Former U.N. rights head suggests death penalty moratorium

Louise Arbour, the Tang Prize winner for the rule of law, suggested Saturday when asked how Taiwan might deal with the death penalty issue that many countries have adopted a moratorium on capital punishment before abolishing it.

Speaking at a press conference in Taipei, Arbour said several abolitionist countries, including Canada, have started by putting in place a moratorium on executions so that the death penalty remains an option and to avoid the appearance of radical change.

"Over the course of five, 10, 20 years, it becomes evident that the crime rate doesn't increase and I think victims' families may come to understand that there's a larger public interest in particularly guarding against wrongful convictions," said Arbour, a former United Nations High Commissioner for Human Rights and a current member of the International Commission Against the Death Penalty.

"Even the most sophisticated legal systems have, at times, convicted an innocent person," she said. "This is a price too high to pay for any society."

Public support for the death penalty remains high in Taiwan, with multiple media and government polls over the years consistently showing that over 70 or 80 percent of Taiwanese oppose abolishing the capital punishment.

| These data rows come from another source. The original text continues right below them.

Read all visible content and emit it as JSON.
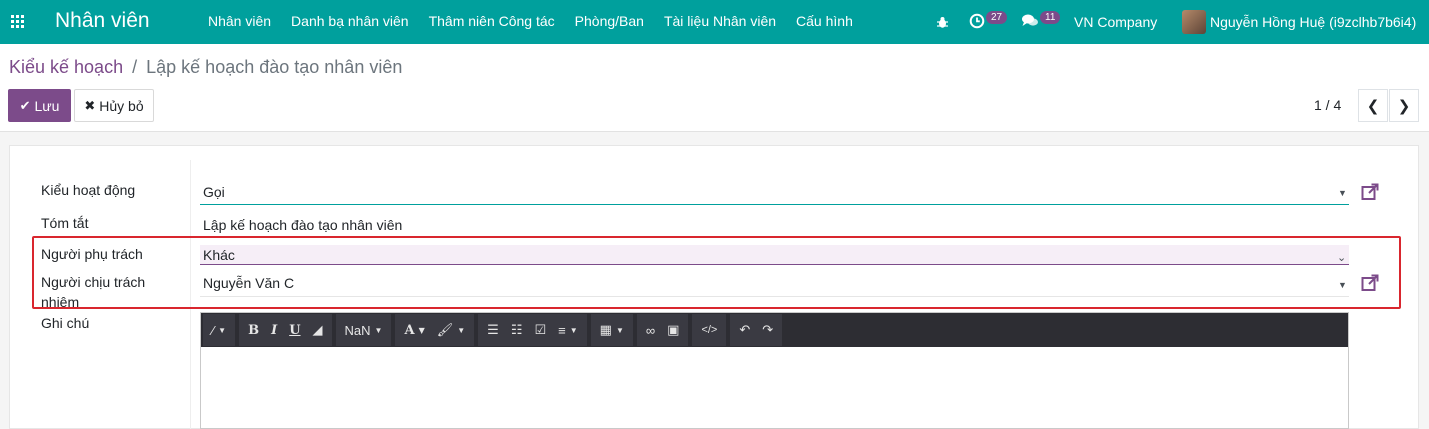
{
  "navbar": {
    "brand": "Nhân viên",
    "menu": [
      "Nhân viên",
      "Danh bạ nhân viên",
      "Thâm niên Công tác",
      "Phòng/Ban",
      "Tài liệu Nhân viên",
      "Cấu hình"
    ],
    "activity_count": "27",
    "message_count": "11",
    "company": "VN Company",
    "user": "Nguyễn Hồng Huệ (i9zclhb7b6i4)"
  },
  "breadcrumb": {
    "parent": "Kiểu kế hoạch",
    "separator": "/",
    "current": "Lập kế hoạch đào tạo nhân viên"
  },
  "actions": {
    "save_label": "Lưu",
    "cancel_label": "Hủy bỏ"
  },
  "pager": {
    "value": "1 / 4"
  },
  "form": {
    "activity_type": {
      "label": "Kiểu hoạt động",
      "value": "Gọi"
    },
    "summary": {
      "label": "Tóm tắt",
      "value": "Lập kế hoạch đào tạo nhân viên"
    },
    "assigned_to": {
      "label": "Người phụ trách",
      "value": "Khác"
    },
    "responsible": {
      "label_line1": "Người chịu trách",
      "label_line2": "nhiệm",
      "value": "Nguyễn Văn C"
    },
    "note": {
      "label": "Ghi chú"
    }
  },
  "editor_toolbar": {
    "font_size_label": "NaN"
  },
  "colors": {
    "navbar": "#00a09d",
    "primary": "#7c4b8a",
    "highlight_border": "#d9262e"
  }
}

But Arbour, who is in Taiwan to accept her Tang Prize award, said scrapping the practice has become a worldwide trend and that in most countries the trend has not been started by public opinion.

"It comes from enlightened, progressive political leadership," she said.

Arbour added that a modern government should not base its policies on ideology, electoral considerations or public opinion, but facts and scientific evidence, including social science evidence.

"And on that, there is nothing to support the death penalty," she said.

Source: Focus Taiwan News Channel